A Prayer In Darkness
(29 May 1874 – 14 June 1936 / London, England)

A Prayer In Darkness

Poem By Gilbert Keith Chesterton

This much, O heaven—if I should brood or rave,
Pity me not; but let the world be fed,
Yea, in my madness if I strike me dead,
Heed you the grass that grows upon my grave.

If I dare snarl between this sun and sod,
Whimper and clamour, give me grace to own,
In sun and rain and fruit in season shown,
The shining silence of the scorn of God.

Thank God the stars are set beyond my power,
If I must travail in a night of wrath,
Thank God my tears will never vex a moth,
Nor any curse of mine cut down a flower.

Men say the sun was darkened: yet I had
Thought it beat brightly, even on—Calvary:
And He that hung upon the Torturing Tree
Heard all the crickets singing, and was glad.

User Rating: 3,0 / 5 ( 41 votes ) 20

Comments (20)

Well articulated and nicely brought forth with spiritual insight. Thanks for sharing.
" The shining silence of the scorn of God" An out standing conceptualization worthy of selection as classic poem of the Day.
A beautiful poem on Nature relating to human is astutely executed.

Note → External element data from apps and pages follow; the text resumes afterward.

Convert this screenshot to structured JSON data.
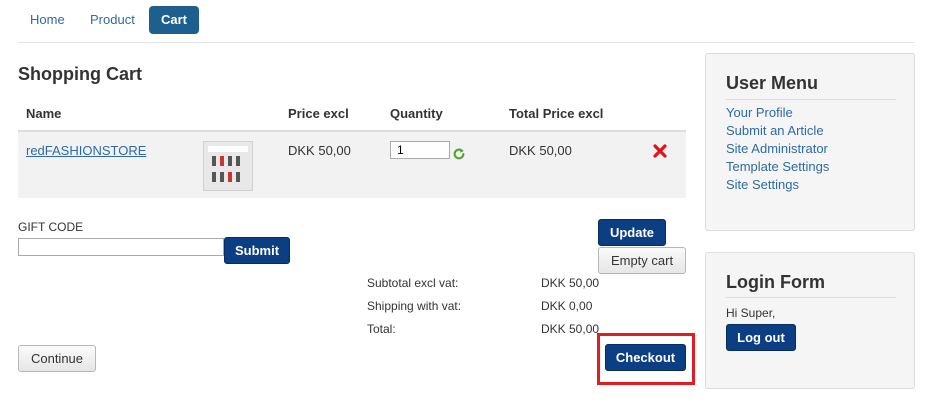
{
  "nav": {
    "home": "Home",
    "product": "Product",
    "cart": "Cart"
  },
  "page_title": "Shopping Cart",
  "table": {
    "headers": {
      "name": "Name",
      "price_excl": "Price excl",
      "quantity": "Quantity",
      "total_price_excl": "Total Price excl"
    },
    "rows": [
      {
        "name": "redFASHIONSTORE",
        "price_excl": "DKK 50,00",
        "quantity": "1",
        "total_price_excl": "DKK 50,00"
      }
    ]
  },
  "gift_code": {
    "label": "GIFT CODE",
    "value": "",
    "submit_label": "Submit"
  },
  "buttons": {
    "update": "Update",
    "empty_cart": "Empty cart",
    "continue": "Continue",
    "checkout": "Checkout"
  },
  "summary": {
    "subtotal_label": "Subtotal excl vat:",
    "subtotal_value": "DKK 50,00",
    "shipping_label": "Shipping with vat:",
    "shipping_value": "DKK 0,00",
    "total_label": "Total:",
    "total_value": "DKK 50,00"
  },
  "user_menu": {
    "title": "User Menu",
    "items": [
      "Your Profile",
      "Submit an Article",
      "Site Administrator",
      "Template Settings",
      "Site Settings"
    ]
  },
  "login_form": {
    "title": "Login Form",
    "greeting": "Hi Super,",
    "logout_label": "Log out"
  },
  "colors": {
    "link": "#2f6aa3",
    "primary_button": "#0c3e83",
    "nav_active": "#1d5f8e",
    "highlight": "#e21c23",
    "refresh_icon": "#4aa82e",
    "delete_icon": "#e3121a"
  },
  "icons": {
    "refresh": "refresh-icon",
    "delete": "delete-icon"
  }
}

Nice work done by Gilbert Keith Chesterton.
ah! here's a poem by a man who understood both God in Christ and in nature and who understood his place in the grand scheme of things. -gk
Remarkable and deserving of POD


Comments